■ **Problem to solve**: Exclude the pictures, then copy all remaining records exactly.

■ **Information supplied**:
- - -
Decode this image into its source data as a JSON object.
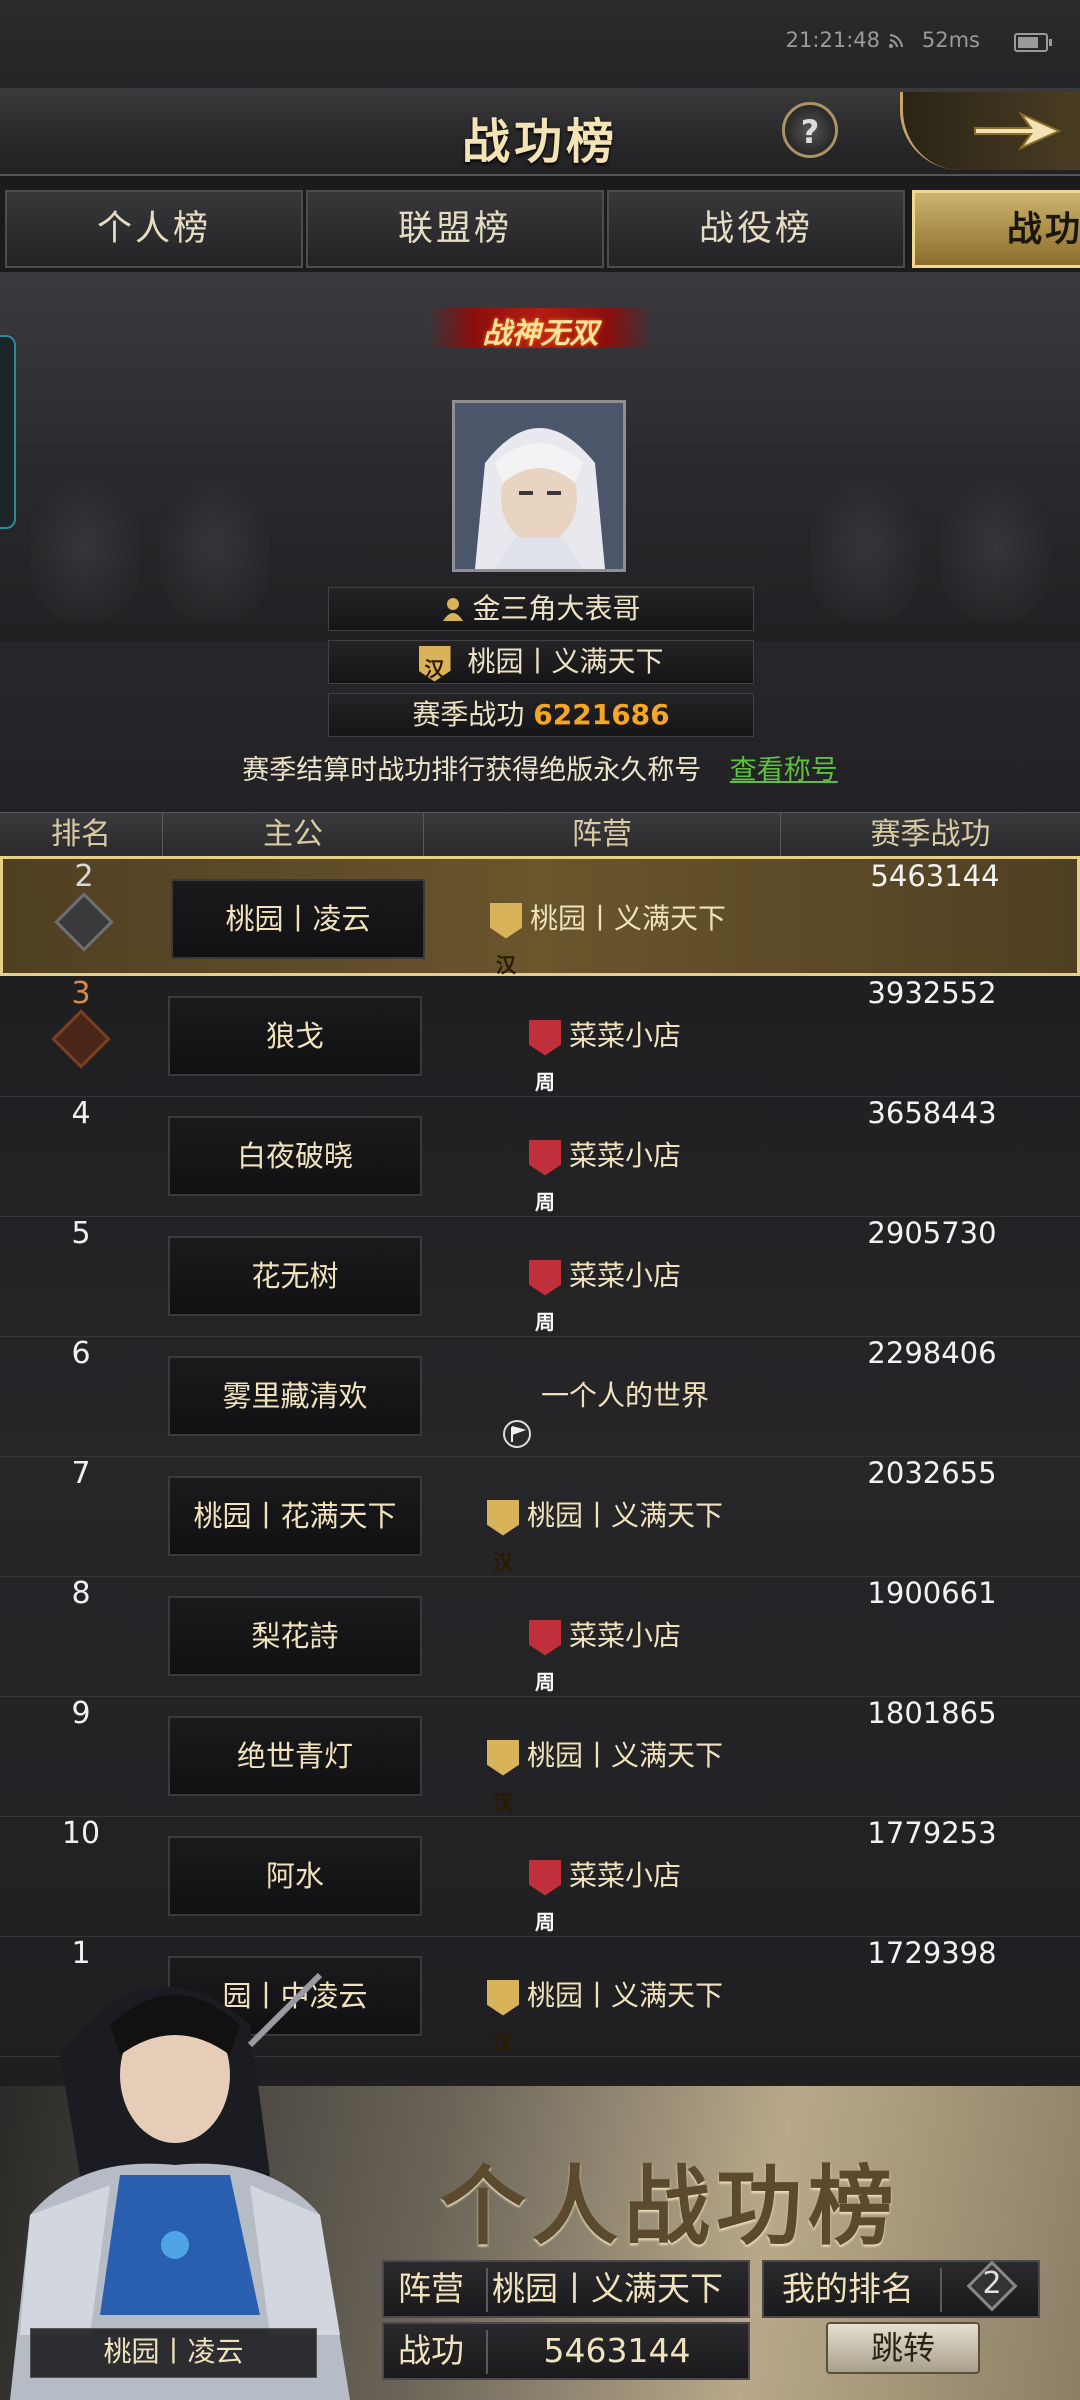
{
  "status_bar": {
    "time": "21:21:48",
    "ping": "52ms"
  },
  "header": {
    "title": "战功榜",
    "help": "?"
  },
  "tabs": [
    {
      "label": "个人榜"
    },
    {
      "label": "联盟榜"
    },
    {
      "label": "战役榜"
    },
    {
      "label": "战功"
    }
  ],
  "top_player": {
    "badge": "战神无双",
    "name": "金三角大表哥",
    "faction_char": "汉",
    "alliance": "桃园丨义满天下",
    "season_label": "赛季战功",
    "season_value": "6221686"
  },
  "hint": {
    "text": "赛季结算时战功排行获得绝版永久称号",
    "link": "查看称号"
  },
  "table": {
    "headers": [
      "排名",
      "主公",
      "阵营",
      "赛季战功"
    ],
    "rows": [
      {
        "rank": "2",
        "name": "桃园丨凌云",
        "faction_char": "汉",
        "faction": "桃园丨义满天下",
        "power": "5463144"
      },
      {
        "rank": "3",
        "name": "狼戈",
        "faction_char": "周",
        "faction": "菜菜小店",
        "power": "3932552"
      },
      {
        "rank": "4",
        "name": "白夜破晓",
        "faction_char": "周",
        "faction": "菜菜小店",
        "power": "3658443"
      },
      {
        "rank": "5",
        "name": "花无树",
        "faction_char": "周",
        "faction": "菜菜小店",
        "power": "2905730"
      },
      {
        "rank": "6",
        "name": "雾里藏清欢",
        "faction_char": "",
        "faction": "一个人的世界",
        "power": "2298406"
      },
      {
        "rank": "7",
        "name": "桃园丨花满天下",
        "faction_char": "汉",
        "faction": "桃园丨义满天下",
        "power": "2032655"
      },
      {
        "rank": "8",
        "name": "梨花詩",
        "faction_char": "周",
        "faction": "菜菜小店",
        "power": "1900661"
      },
      {
        "rank": "9",
        "name": "绝世青灯",
        "faction_char": "汉",
        "faction": "桃园丨义满天下",
        "power": "1801865"
      },
      {
        "rank": "10",
        "name": "阿水",
        "faction_char": "周",
        "faction": "菜菜小店",
        "power": "1779253"
      },
      {
        "rank": "1",
        "name": "园丨中凌云",
        "faction_char": "汉",
        "faction": "桃园丨义满天下",
        "power": "1729398"
      }
    ]
  },
  "footer": {
    "title": "个人战功榜",
    "faction_label": "阵营",
    "faction_value": "桃园丨义满天下",
    "my_rank_label": "我的排名",
    "my_rank_value": "2",
    "power_label": "战功",
    "power_value": "5463144",
    "jump_label": "跳转",
    "character_name": "桃园丨凌云"
  },
  "colors": {
    "gold_accent": "#f5a623",
    "link_green": "#5fbf3e",
    "han_shield": "#d9b35a",
    "zhou_shield": "#c0303b"
  }
}
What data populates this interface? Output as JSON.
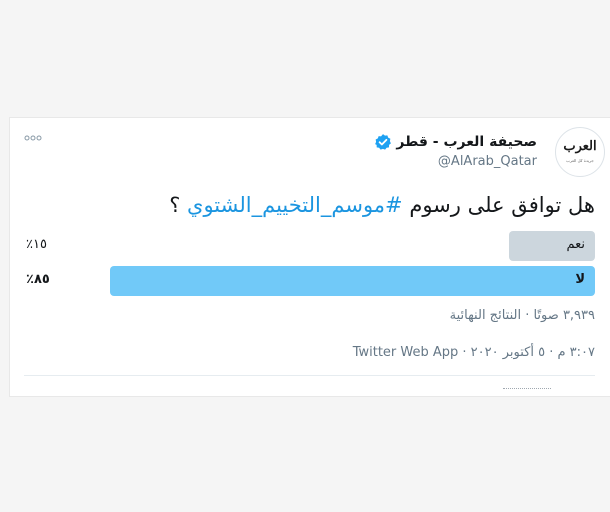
{
  "tweet": {
    "display_name": "صحيفة العرب - قطر",
    "handle": "@AlArab_Qatar",
    "logo_text": "العرب",
    "logo_tagline": "جريدة كل العرب",
    "question_prefix": "هل  توافق على رسوم ",
    "question_hashtag": "#موسم_التخييم_الشتوي",
    "question_suffix": " ؟",
    "icons": {
      "verified": "verified-badge-icon",
      "more": "more-options-icon"
    }
  },
  "poll": {
    "options": [
      {
        "label": "نعم",
        "percent_text": "٪١٥",
        "percent": 15,
        "winner": false,
        "color": "#ccd6dd"
      },
      {
        "label": "لا",
        "percent_text": "٪٨٥",
        "percent": 85,
        "winner": true,
        "color": "#71c9f8"
      }
    ],
    "summary": "٣,٩٣٩ صوتًا · النتائج النهائية"
  },
  "timestamp": "٣:٠٧ م · ٥ أكتوبر ٢٠٢٠ · Twitter Web App",
  "colors": {
    "link": "#1b95e0",
    "secondary": "#657786",
    "primary_text": "#14171a"
  }
}
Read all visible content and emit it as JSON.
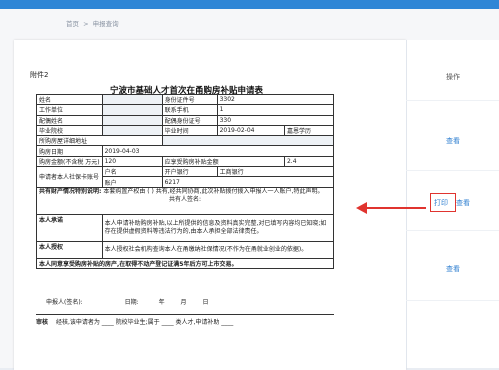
{
  "breadcrumb": {
    "home": "首页",
    "sep": ">",
    "current": "申报查询"
  },
  "doc": {
    "attachment": "附件2",
    "title": "宁波市基础人才首次在甬购房补贴申请表",
    "rows": [
      [
        "姓名",
        "",
        "身份证件号",
        "3302"
      ],
      [
        "工作单位",
        "",
        "联系手机",
        "1"
      ],
      [
        "配偶姓名",
        "",
        "配偶身份证号",
        "330"
      ],
      [
        "毕业院校",
        "",
        "毕业时间",
        "2019-02-04",
        "嘉恩学历"
      ],
      [
        "所购房屋详细地址",
        "",
        "",
        ""
      ],
      [
        "购房日期",
        "2019-04-03",
        "",
        ""
      ],
      [
        "购房金额(不含税 万元)",
        "120",
        "应享受购房补贴金额",
        "2.4"
      ],
      [
        "申请者本人社保卡账号",
        "户名",
        "开户银行",
        "工商银行"
      ],
      [
        "",
        "账户",
        "6217",
        ""
      ]
    ],
    "declaration_title": "共有财产情况特别说明:",
    "declaration_text": "本套购置产权由 ( ) 共有,经共同协商,此次补贴拨付拨入申报人一人账户,特此声明。",
    "co_owner": "共有人签名:",
    "promise_label": "本人承诺",
    "promise_text": "本人申请补助购房补贴,以上所提供的信息及资料真实完整,对已填写内容均已知晓;如存在提供虚假资料等违法行为的,由本人承担全部法律责任。",
    "auth_label": "本人授权",
    "auth_text": "本人授权社会机构查询本人在甬缴纳社保情况(不作为在甬就业创业的依据)。",
    "agree_text": "本人同意享受购房补贴的房产,在取得不动产登记证满5年后方可上市交易。",
    "applicant_sign": "申报人(签名):",
    "date_label": "日期:",
    "year": "年",
    "month": "月",
    "day": "日",
    "review_label": "审核",
    "review_text": "经核,该申请者为 ____ 院校毕业生;属于 ____ 类人才,申请补助 ____"
  },
  "panel": {
    "col_header": "操作",
    "actions": [
      "查看",
      "打印",
      "查看",
      "查看"
    ]
  },
  "colors": {
    "accent": "#2f86d6",
    "highlight": "#e0342f",
    "link": "#2f7fd0"
  }
}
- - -
■ **Final answer**:
Decode this image into its source data as a JSON object.
{
  "status_bar": {
    "time": "21:21:48",
    "ping": "52ms"
  },
  "header": {
    "title": "战功榜",
    "help": "?"
  },
  "tabs": [
    {
      "label": "个人榜"
    },
    {
      "label": "联盟榜"
    },
    {
      "label": "战役榜"
    },
    {
      "label": "战功"
    }
  ],
  "top_player": {
    "badge": "战神无双",
    "name": "金三角大表哥",
    "faction_char": "汉",
    "alliance": "桃园丨义满天下",
    "season_label": "赛季战功",
    "season_value": "6221686"
  },
  "hint": {
    "text": "赛季结算时战功排行获得绝版永久称号",
    "link": "查看称号"
  },
  "table": {
    "headers": [
      "排名",
      "主公",
      "阵营",
      "赛季战功"
    ],
    "rows": [
      {
        "rank": "2",
        "name": "桃园丨凌云",
        "faction_char": "汉",
        "faction": "桃园丨义满天下",
        "power": "5463144"
      },
      {
        "rank": "3",
        "name": "狼戈",
        "faction_char": "周",
        "faction": "菜菜小店",
        "power": "3932552"
      },
      {
        "rank": "4",
        "name": "白夜破晓",
        "faction_char": "周",
        "faction": "菜菜小店",
        "power": "3658443"
      },
      {
        "rank": "5",
        "name": "花无树",
        "faction_char": "周",
        "faction": "菜菜小店",
        "power": "2905730"
      },
      {
        "rank": "6",
        "name": "雾里藏清欢",
        "faction_char": "",
        "faction": "一个人的世界",
        "power": "2298406"
      },
      {
        "rank": "7",
        "name": "桃园丨花满天下",
        "faction_char": "汉",
        "faction": "桃园丨义满天下",
        "power": "2032655"
      },
      {
        "rank": "8",
        "name": "梨花詩",
        "faction_char": "周",
        "faction": "菜菜小店",
        "power": "1900661"
      },
      {
        "rank": "9",
        "name": "绝世青灯",
        "faction_char": "汉",
        "faction": "桃园丨义满天下",
        "power": "1801865"
      },
      {
        "rank": "10",
        "name": "阿水",
        "faction_char": "周",
        "faction": "菜菜小店",
        "power": "1779253"
      },
      {
        "rank": "1",
        "name": "园丨中凌云",
        "faction_char": "汉",
        "faction": "桃园丨义满天下",
        "power": "1729398"
      }
    ]
  },
  "footer": {
    "title": "个人战功榜",
    "faction_label": "阵营",
    "faction_value": "桃园丨义满天下",
    "my_rank_label": "我的排名",
    "my_rank_value": "2",
    "power_label": "战功",
    "power_value": "5463144",
    "jump_label": "跳转",
    "character_name": "桃园丨凌云"
  },
  "colors": {
    "gold_accent": "#f5a623",
    "link_green": "#5fbf3e",
    "han_shield": "#d9b35a",
    "zhou_shield": "#c0303b"
  }
}
What data populates this interface? Output as JSON.
{
  "tweet": {
    "display_name": "صحيفة العرب - قطر",
    "handle": "@AlArab_Qatar",
    "logo_text": "العرب",
    "logo_tagline": "جريدة كل العرب",
    "question_prefix": "هل  توافق على رسوم ",
    "question_hashtag": "#موسم_التخييم_الشتوي",
    "question_suffix": " ؟",
    "icons": {
      "verified": "verified-badge-icon",
      "more": "more-options-icon"
    }
  },
  "poll": {
    "options": [
      {
        "label": "نعم",
        "percent_text": "٪١٥",
        "percent": 15,
        "winner": false,
        "color": "#ccd6dd"
      },
      {
        "label": "لا",
        "percent_text": "٪٨٥",
        "percent": 85,
        "winner": true,
        "color": "#71c9f8"
      }
    ],
    "summary": "٣,٩٣٩ صوتًا · النتائج النهائية"
  },
  "timestamp": "٣:٠٧ م · ٥ أكتوبر ٢٠٢٠ · Twitter Web App",
  "colors": {
    "link": "#1b95e0",
    "secondary": "#657786",
    "primary_text": "#14171a"
  }
}
Read all visible content and emit it as JSON.
{
  "breadcrumb": {
    "home": "首页",
    "sep": ">",
    "current": "申报查询"
  },
  "doc": {
    "attachment": "附件2",
    "title": "宁波市基础人才首次在甬购房补贴申请表",
    "rows": [
      [
        "姓名",
        "",
        "身份证件号",
        "3302"
      ],
      [
        "工作单位",
        "",
        "联系手机",
        "1"
      ],
      [
        "配偶姓名",
        "",
        "配偶身份证号",
        "330"
      ],
      [
        "毕业院校",
        "",
        "毕业时间",
        "2019-02-04",
        "嘉恩学历"
      ],
      [
        "所购房屋详细地址",
        "",
        "",
        ""
      ],
      [
        "购房日期",
        "2019-04-03",
        "",
        ""
      ],
      [
        "购房金额(不含税 万元)",
        "120",
        "应享受购房补贴金额",
        "2.4"
      ],
      [
        "申请者本人社保卡账号",
        "户名",
        "开户银行",
        "工商银行"
      ],
      [
        "",
        "账户",
        "6217",
        ""
      ]
    ],
    "declaration_title": "共有财产情况特别说明:",
    "declaration_text": "本套购置产权由 ( ) 共有,经共同协商,此次补贴拨付拨入申报人一人账户,特此声明。",
    "co_owner": "共有人签名:",
    "promise_label": "本人承诺",
    "promise_text": "本人申请补助购房补贴,以上所提供的信息及资料真实完整,对已填写内容均已知晓;如存在提供虚假资料等违法行为的,由本人承担全部法律责任。",
    "auth_label": "本人授权",
    "auth_text": "本人授权社会机构查询本人在甬缴纳社保情况(不作为在甬就业创业的依据)。",
    "agree_text": "本人同意享受购房补贴的房产,在取得不动产登记证满5年后方可上市交易。",
    "applicant_sign": "申报人(签名):",
    "date_label": "日期:",
    "year": "年",
    "month": "月",
    "day": "日",
    "review_label": "审核",
    "review_text": "经核,该申请者为 ____ 院校毕业生;属于 ____ 类人才,申请补助 ____"
  },
  "panel": {
    "col_header": "操作",
    "actions": [
      "查看",
      "打印",
      "查看",
      "查看"
    ]
  },
  "colors": {
    "accent": "#2f86d6",
    "highlight": "#e0342f",
    "link": "#2f7fd0"
  }
}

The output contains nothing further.